Now Alabama will require these devices to be used when a person is convicted of DUI with a BAC of 0.15 or higher, which is nearly double the legal limit of .08%.
Judges are waiting to order the interlock devices until they are given the exact details of how the new law will be administered. Montgomery County District Judge Jimmy Pool said only two companies that install the devices have been approved. As of now, Smart Start is one of the only companies approved by the Alabama Department of Forensic Sciences.
First and second-time offenders would be required to keep the interlock device on their vehicles for two years, a third-time offender would be required to use the device for three years, and a fourth-time offender would need to use the device on their vehicle for five years. The offender would also have restricted driving privileges, and would only be allowed to drive a car that had the interlocking device installed.

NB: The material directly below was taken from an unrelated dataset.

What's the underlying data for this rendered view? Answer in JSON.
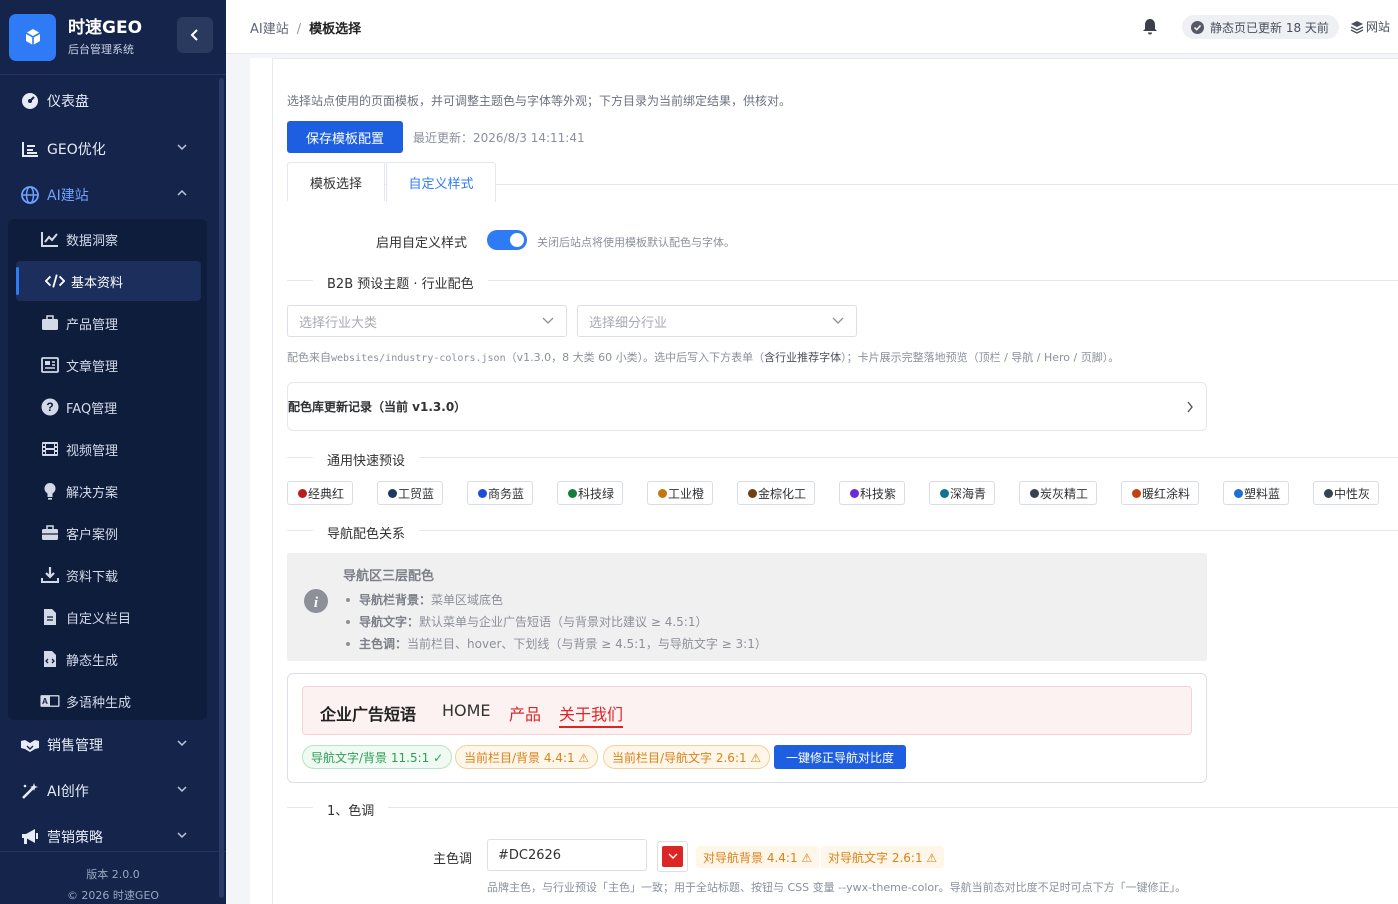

The Legislature will decide which offenders will be required to use the devices, and the Alabama Department of Forensic Sciences is responsible for the rules and authorization of which companies can sell the devices. The Department of Public Safety oversees the training of people in the program.
Rep. Mike Hill of Columbiana, who sponsored the bill, said state officials are setting all the rules in place before fully implementing the program.